22 December 2020
We surveyed non-life insurers on how COVID-19 had affected their reserving.
We asked about the overall impact on loss ratios, the most heavily impacted classes, and how COVID-19 had affected the claims and reserving process. We also asked insurers about their plans for 2021, including expected changes in initial expected loss-picks.
Who participated in our survey?
The graphic below sets out the range of participants in terms of GWP, number of lines, and the type of insurance business written.
Impact of COVID-19 on loss ratios and management margins
Respondents reported a wide range of COVID-19 impacts on loss ratios. 70% of firms expected an increase in loss ratios. 1 in 5 respondents were expecting a 2020 loss ratio increase of more than 10%.
Despite the wide range of impacts on loss ratios, relatively few insurers were expecting to change their management margins at year end. 35% had increases planned. None were expecting to decrease them.
The classes with the highest expected loss ratios were: contingency & cancellation; health & unemployment; and property BI. However, it was interesting to note insurers predicting COVID-19 impacts on a wide range of other classes.
At the other end of the scale, Motor was the only class that stood out amongst respondents as having a loss ratio reduced by COVID-19.
Impact of COVID-19 on claims handling
Insurers reported a variety of changes, most notably to the speed of claim notification and settlement. Actuaries should be on the lookout for associated changes in development patterns at year end. About a third of respondents saw brief changes but a quick return to normal – although note that our survey pre-dated the 2nd lockdown.
No respondents reported changes to their case estimation philosophy. Although this may be valid, we think it will be hard for claims teams to ensure that, in practice, case reserving strength remains consistent despite COVID-19 disruptions. It will be important for actuaries to engage closely with the Claims function to understand changes, rather than merely seeking positive affirmation that the case reserving philosophy is unchanged.
Impact of COVID-19 on reserving
Nearly 60% of respondents anticipated increased management interest in reserving at year end. We were actually surprised this proportion wasn’t higher, given the changes in loss ratios that many insurers were predicting and the fact that almost 3/4 were expecting to see at least some change to development patterns.

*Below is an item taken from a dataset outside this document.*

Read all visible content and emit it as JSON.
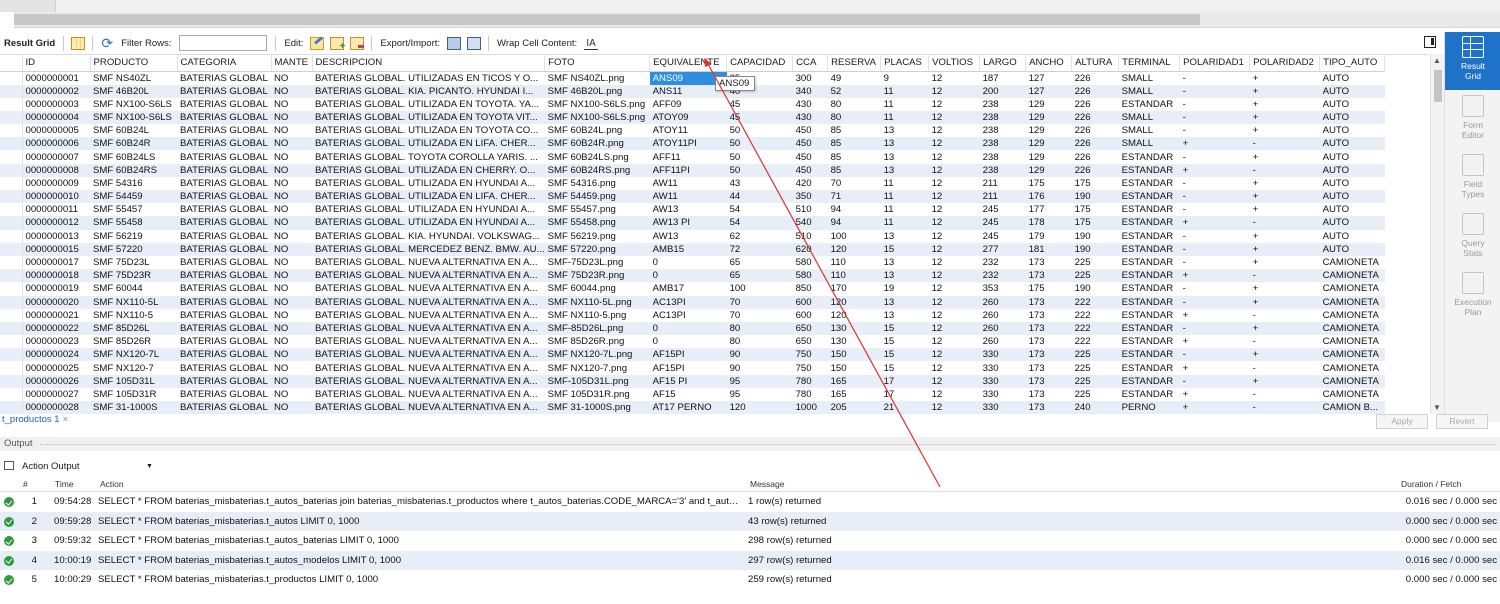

With changes in claims handling, development patterns, and increased management interest in reserving, it’s no surprise that around 95% of reserving teams are planning on doing additional analysis as a result of COVID-19. The most common additional work was enhanced sensitivity and scenario testing, followed by deep-dives on key classes and enhancing reserving validation. Surprisingly few insurers were seeking out supplementary data or using more granular reserving classes.
Beyond direct COVID-19 impacts, what other challenges lie ahead in 2021?
Finally, we asked insurers about their key profitability concerns in 2021. A central theme was the consequences of a prolonged economic downturn that may follow COVID-19. Beyond this, several insurers raised concerns about their ability to achieve the rate increases they felt might be necessary, whilst others had concerns about specific lines of business, such as D&O and Casualty. Additionally, several Lloyd’s managing agents expressed concerns about the regulatory constraints of operating in the market.
It’s clear that COVID-19 will have an effect on many insurers’ loss ratios as we approach year-end. Developments on COVID-19 can be particularly fast paced, so it will be important to set dynamic scenarios that can be quickly updated if the outlook changes, particularly in the “danger window” between finalising the actuarial estimate and the final year-end finance booking.
Looking ahead to 2021, firms will have to grapple with the outlook from COVID-19 and a distorting impact on claims development that may persist for several years. Simultaneously insurers will be addressing the impact of Brexit, significant regulatory developments like the FCA Home and Motor pricing review, and increased levels of scrutiny at Lloyd’s. No matter which way you look at it, insurers will certainly have a lot on their plate in next 12 months!